I often struggled with this one. When someone asks what your book is “about” I would always struggle – much like how I despise writing a synopsis. It’s about… so many things! Ultimately, though, I learned that the one word you can use to describe what your book is about, that word is the theme. Theme describes the emotion or the heart of the story. I thought long and hard about my first novel, Girl Tries Life, and was psyched when the lightbulb went off. My debut novel is about resilience. Resilience is the theme.
Premise is the one or two lines that describe the plot. Diana Cranstoun described this in her presentation at WWC (which you can access for free for one week here). For example, Harry Potter and the Philosopher’s Stone is about a young boy learning that he’s a wizard, and going to wizarding school. That’s the plot in a nutshell of Book 1. Titanic is about a couple falling in love on the fated journey of the Titanic.
How can I show theme in my book?
Cranstoun explained that a great way to show your theme is to show the opposite. For instance, in my novel where the theme is resilience, I have to show weakness, or letting something defeat my character. Only then can my main character bounce back.
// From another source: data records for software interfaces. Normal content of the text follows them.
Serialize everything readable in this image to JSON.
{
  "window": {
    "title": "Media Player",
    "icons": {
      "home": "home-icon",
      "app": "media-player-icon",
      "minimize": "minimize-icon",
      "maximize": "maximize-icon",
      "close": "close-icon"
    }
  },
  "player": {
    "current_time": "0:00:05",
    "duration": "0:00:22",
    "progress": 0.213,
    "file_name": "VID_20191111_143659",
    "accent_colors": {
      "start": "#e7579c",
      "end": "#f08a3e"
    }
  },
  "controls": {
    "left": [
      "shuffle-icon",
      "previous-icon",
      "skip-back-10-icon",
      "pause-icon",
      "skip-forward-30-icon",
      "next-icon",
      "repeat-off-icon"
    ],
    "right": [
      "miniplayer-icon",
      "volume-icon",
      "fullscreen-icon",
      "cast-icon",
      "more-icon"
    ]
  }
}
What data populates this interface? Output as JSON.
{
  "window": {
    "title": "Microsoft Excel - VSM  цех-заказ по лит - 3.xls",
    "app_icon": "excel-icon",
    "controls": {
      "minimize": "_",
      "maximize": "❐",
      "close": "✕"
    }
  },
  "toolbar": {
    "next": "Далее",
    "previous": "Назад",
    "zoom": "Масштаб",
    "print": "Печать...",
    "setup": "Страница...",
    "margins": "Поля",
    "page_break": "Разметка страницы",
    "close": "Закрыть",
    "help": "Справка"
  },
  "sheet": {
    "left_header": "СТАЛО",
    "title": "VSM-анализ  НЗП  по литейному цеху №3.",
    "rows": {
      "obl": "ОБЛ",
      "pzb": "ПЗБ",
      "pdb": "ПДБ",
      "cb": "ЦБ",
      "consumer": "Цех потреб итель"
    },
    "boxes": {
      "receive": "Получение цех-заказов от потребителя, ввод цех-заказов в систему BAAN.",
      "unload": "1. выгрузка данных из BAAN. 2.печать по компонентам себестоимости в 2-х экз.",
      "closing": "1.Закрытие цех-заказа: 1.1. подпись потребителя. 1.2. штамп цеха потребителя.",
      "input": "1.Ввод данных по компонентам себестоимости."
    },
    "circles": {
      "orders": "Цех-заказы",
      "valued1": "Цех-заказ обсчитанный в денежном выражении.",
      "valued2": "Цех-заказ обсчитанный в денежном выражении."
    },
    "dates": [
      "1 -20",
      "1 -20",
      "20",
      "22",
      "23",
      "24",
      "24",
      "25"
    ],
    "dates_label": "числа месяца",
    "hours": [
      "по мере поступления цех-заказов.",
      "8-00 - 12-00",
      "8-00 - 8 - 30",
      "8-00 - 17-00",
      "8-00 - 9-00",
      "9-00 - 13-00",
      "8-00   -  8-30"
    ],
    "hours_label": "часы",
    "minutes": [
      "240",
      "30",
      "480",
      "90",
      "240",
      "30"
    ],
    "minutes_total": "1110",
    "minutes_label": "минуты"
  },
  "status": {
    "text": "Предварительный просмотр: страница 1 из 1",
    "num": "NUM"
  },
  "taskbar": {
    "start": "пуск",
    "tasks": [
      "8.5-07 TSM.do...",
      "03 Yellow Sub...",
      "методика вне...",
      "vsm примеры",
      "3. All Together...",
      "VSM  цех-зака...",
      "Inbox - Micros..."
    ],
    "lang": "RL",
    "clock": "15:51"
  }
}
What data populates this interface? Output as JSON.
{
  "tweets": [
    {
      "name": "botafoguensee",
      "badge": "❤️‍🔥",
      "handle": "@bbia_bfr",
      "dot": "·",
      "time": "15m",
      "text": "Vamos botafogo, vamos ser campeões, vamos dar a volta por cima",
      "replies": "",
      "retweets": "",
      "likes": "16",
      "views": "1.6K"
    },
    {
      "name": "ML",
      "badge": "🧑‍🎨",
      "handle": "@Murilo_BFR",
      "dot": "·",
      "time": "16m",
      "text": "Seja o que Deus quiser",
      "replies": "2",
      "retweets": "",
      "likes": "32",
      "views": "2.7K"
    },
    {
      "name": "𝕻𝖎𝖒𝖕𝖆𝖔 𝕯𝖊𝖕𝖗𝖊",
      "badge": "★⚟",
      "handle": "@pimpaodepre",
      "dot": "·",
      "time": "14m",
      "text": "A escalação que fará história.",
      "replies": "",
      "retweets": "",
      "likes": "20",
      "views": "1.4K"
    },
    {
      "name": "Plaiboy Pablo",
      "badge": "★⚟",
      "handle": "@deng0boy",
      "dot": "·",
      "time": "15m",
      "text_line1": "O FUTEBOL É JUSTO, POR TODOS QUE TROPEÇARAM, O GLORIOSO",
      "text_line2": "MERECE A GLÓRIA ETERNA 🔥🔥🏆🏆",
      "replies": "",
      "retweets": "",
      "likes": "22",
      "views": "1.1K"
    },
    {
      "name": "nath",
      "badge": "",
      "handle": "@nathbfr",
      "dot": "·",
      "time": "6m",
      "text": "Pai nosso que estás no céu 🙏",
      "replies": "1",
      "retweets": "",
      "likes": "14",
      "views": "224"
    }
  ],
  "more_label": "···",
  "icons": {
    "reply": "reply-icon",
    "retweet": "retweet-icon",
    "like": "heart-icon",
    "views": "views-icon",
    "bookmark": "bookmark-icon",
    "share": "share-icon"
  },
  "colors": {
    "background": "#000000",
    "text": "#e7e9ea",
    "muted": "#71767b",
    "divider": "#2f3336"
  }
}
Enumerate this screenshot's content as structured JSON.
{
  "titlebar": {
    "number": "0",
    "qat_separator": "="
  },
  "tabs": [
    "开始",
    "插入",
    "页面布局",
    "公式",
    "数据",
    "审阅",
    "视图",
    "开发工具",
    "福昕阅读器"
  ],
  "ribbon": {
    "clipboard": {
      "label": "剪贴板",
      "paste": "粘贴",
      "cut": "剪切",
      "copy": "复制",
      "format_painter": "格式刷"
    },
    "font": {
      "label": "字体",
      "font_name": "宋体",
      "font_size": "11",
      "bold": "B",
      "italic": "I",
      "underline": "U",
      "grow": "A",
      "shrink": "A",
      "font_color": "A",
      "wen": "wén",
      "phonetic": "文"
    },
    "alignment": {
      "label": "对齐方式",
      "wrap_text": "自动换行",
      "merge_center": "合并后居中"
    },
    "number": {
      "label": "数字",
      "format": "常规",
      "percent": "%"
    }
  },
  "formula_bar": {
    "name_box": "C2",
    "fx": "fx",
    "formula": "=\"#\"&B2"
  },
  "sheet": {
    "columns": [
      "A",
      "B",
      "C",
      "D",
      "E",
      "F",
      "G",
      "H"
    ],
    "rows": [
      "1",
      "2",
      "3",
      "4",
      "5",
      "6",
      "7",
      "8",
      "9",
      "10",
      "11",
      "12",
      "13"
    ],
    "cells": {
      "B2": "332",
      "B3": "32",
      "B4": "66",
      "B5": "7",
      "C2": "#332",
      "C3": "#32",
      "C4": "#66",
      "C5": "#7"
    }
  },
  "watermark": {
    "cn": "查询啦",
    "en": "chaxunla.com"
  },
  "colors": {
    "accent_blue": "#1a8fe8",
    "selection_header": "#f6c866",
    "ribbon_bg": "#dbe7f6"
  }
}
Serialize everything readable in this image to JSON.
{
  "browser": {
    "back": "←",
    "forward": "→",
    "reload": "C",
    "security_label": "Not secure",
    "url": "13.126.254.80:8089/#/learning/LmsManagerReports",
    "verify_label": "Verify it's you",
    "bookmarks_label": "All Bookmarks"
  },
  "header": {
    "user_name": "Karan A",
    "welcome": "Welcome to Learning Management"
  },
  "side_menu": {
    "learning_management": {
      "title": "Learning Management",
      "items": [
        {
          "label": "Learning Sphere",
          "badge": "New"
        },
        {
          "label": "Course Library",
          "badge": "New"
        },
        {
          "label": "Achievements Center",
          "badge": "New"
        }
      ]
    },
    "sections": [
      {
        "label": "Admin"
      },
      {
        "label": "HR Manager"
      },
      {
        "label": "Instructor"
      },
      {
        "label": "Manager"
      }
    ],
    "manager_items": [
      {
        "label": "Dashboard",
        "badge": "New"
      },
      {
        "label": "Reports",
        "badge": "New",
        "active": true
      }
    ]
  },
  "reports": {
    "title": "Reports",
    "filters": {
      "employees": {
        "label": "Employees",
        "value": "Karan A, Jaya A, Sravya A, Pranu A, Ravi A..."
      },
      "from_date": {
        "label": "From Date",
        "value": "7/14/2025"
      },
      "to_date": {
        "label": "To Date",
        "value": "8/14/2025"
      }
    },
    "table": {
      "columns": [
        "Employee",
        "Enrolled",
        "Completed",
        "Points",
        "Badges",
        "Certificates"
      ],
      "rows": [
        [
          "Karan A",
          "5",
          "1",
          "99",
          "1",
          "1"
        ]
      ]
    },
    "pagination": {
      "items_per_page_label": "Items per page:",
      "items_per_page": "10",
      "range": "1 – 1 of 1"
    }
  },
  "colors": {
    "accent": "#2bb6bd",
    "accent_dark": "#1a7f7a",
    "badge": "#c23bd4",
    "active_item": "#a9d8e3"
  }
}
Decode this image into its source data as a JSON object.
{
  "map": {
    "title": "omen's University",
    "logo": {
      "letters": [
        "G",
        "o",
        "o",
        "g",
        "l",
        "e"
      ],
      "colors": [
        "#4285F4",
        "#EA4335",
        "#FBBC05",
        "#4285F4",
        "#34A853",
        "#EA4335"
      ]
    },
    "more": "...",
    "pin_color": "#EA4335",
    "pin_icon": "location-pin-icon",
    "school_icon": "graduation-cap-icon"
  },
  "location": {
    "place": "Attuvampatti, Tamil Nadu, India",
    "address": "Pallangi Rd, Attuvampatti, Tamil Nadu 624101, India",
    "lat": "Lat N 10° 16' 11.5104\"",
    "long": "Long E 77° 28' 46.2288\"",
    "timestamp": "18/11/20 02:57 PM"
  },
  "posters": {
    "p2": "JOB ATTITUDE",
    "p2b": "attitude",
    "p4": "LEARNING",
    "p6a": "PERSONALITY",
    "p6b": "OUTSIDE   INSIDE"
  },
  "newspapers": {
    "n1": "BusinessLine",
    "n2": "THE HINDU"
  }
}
Twelve Years A Slave is about freedom, or the need for it. Being enslaved and the horrific experiences that come with slavery. But, those scenes make the freedom that much sweeter. To an extent, I believe that Titanic is also about freedom. Rose feels trapped, not just by her social circumstances, her arranged marriage, but in something as simple as her restrictive corsets. As a writer, you don’t need to explicitly say “the corset took away her freedom”… that would sound a bit funny. By adding the imagery, your reader will pick up on it, whether consciously or subconsciously.
Once you identify your theme, think of some examples of the opposites to insert or highlight in your novel.
Theme as Brain Storming Tool
Now, this is something I don’t feel comfortable sharing on my blog, so I encourage you to download Diana Cranstoun’s workshop. She came up with a phenomenal tool to help brainstorm ways to show your theme in your novel. When you see the tool, it’s so simple you wonder why you’ve never thought of it yourself, but I don’t want to steal her thunder.
What do you think? Was that helpful? Do you struggle with theme?